> Task brief
Every entry needs to be printed exactly, please.

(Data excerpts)
· · ·
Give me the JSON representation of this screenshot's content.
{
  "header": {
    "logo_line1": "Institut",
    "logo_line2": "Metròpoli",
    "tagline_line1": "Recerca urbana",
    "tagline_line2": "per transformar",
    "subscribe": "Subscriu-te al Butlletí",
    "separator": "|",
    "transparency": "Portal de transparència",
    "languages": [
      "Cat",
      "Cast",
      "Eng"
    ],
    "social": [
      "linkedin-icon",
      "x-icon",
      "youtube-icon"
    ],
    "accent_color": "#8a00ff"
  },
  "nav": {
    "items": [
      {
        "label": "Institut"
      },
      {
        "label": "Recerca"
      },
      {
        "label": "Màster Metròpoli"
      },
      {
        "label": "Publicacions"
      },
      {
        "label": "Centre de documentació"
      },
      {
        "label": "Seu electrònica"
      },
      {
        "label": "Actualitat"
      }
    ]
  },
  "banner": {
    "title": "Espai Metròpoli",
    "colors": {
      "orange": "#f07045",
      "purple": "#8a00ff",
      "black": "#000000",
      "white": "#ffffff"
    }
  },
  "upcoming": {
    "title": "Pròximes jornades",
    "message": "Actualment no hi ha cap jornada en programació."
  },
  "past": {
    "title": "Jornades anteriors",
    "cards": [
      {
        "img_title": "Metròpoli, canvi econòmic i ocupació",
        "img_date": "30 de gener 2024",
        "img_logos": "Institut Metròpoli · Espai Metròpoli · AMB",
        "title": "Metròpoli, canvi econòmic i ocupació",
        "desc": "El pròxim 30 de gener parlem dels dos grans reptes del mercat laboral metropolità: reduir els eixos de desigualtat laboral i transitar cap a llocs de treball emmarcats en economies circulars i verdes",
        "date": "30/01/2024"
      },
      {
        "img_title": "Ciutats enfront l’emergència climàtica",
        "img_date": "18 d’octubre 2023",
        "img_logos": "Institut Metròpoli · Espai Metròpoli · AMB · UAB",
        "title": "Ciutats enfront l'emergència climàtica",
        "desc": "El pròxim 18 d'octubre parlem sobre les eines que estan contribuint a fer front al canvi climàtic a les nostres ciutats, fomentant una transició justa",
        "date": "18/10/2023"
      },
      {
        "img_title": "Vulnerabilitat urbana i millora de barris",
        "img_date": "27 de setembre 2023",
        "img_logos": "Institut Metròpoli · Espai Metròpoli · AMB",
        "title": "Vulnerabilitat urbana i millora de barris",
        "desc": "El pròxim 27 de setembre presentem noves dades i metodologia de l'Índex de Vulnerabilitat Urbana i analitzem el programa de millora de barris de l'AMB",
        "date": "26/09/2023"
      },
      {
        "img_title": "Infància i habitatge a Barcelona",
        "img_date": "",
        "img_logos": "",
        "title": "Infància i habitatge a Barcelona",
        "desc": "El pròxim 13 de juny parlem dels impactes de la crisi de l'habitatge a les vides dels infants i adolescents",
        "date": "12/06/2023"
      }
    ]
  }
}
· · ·
> Solution for this exercise
Give me the JSON representation of this screenshot's content.
{
  "header": {
    "logo_line1": "Institut",
    "logo_line2": "Metròpoli",
    "tagline_line1": "Recerca urbana",
    "tagline_line2": "per transformar",
    "subscribe": "Subscriu-te al Butlletí",
    "separator": "|",
    "transparency": "Portal de transparència",
    "languages": [
      "Cat",
      "Cast",
      "Eng"
    ],
    "social": [
      "linkedin-icon",
      "x-icon",
      "youtube-icon"
    ],
    "accent_color": "#8a00ff"
  },
  "nav": {
    "items": [
      {
        "label": "Institut"
      },
      {
        "label": "Recerca"
      },
      {
        "label": "Màster Metròpoli"
      },
      {
        "label": "Publicacions"
      },
      {
        "label": "Centre de documentació"
      },
      {
        "label": "Seu electrònica"
      },
      {
        "label": "Actualitat"
      }
    ]
  },
  "banner": {
    "title": "Espai Metròpoli",
    "colors": {
      "orange": "#f07045",
      "purple": "#8a00ff",
      "black": "#000000",
      "white": "#ffffff"
    }
  },
  "upcoming": {
    "title": "Pròximes jornades",
    "message": "Actualment no hi ha cap jornada en programació."
  },
  "past": {
    "title": "Jornades anteriors",
    "cards": [
      {
        "img_title": "Metròpoli, canvi econòmic i ocupació",
        "img_date": "30 de gener 2024",
        "img_logos": "Institut Metròpoli · Espai Metròpoli · AMB",
        "title": "Metròpoli, canvi econòmic i ocupació",
        "desc": "El pròxim 30 de gener parlem dels dos grans reptes del mercat laboral metropolità: reduir els eixos de desigualtat laboral i transitar cap a llocs de treball emmarcats en economies circulars i verdes",
        "date": "30/01/2024"
      },
      {
        "img_title": "Ciutats enfront l’emergència climàtica",
        "img_date": "18 d’octubre 2023",
        "img_logos": "Institut Metròpoli · Espai Metròpoli · AMB · UAB",
        "title": "Ciutats enfront l'emergència climàtica",
        "desc": "El pròxim 18 d'octubre parlem sobre les eines que estan contribuint a fer front al canvi climàtic a les nostres ciutats, fomentant una transició justa",
        "date": "18/10/2023"
      },
      {
        "img_title": "Vulnerabilitat urbana i millora de barris",
        "img_date": "27 de setembre 2023",
        "img_logos": "Institut Metròpoli · Espai Metròpoli · AMB",
        "title": "Vulnerabilitat urbana i millora de barris",
        "desc": "El pròxim 27 de setembre presentem noves dades i metodologia de l'Índex de Vulnerabilitat Urbana i analitzem el programa de millora de barris de l'AMB",
        "date": "26/09/2023"
      },
      {
        "img_title": "Infància i habitatge a Barcelona",
        "img_date": "",
        "img_logos": "",
        "title": "Infància i habitatge a Barcelona",
        "desc": "El pròxim 13 de juny parlem dels impactes de la crisi de l'habitatge a les vides dels infants i adolescents",
        "date": "12/06/2023"
      }
    ]
  }
}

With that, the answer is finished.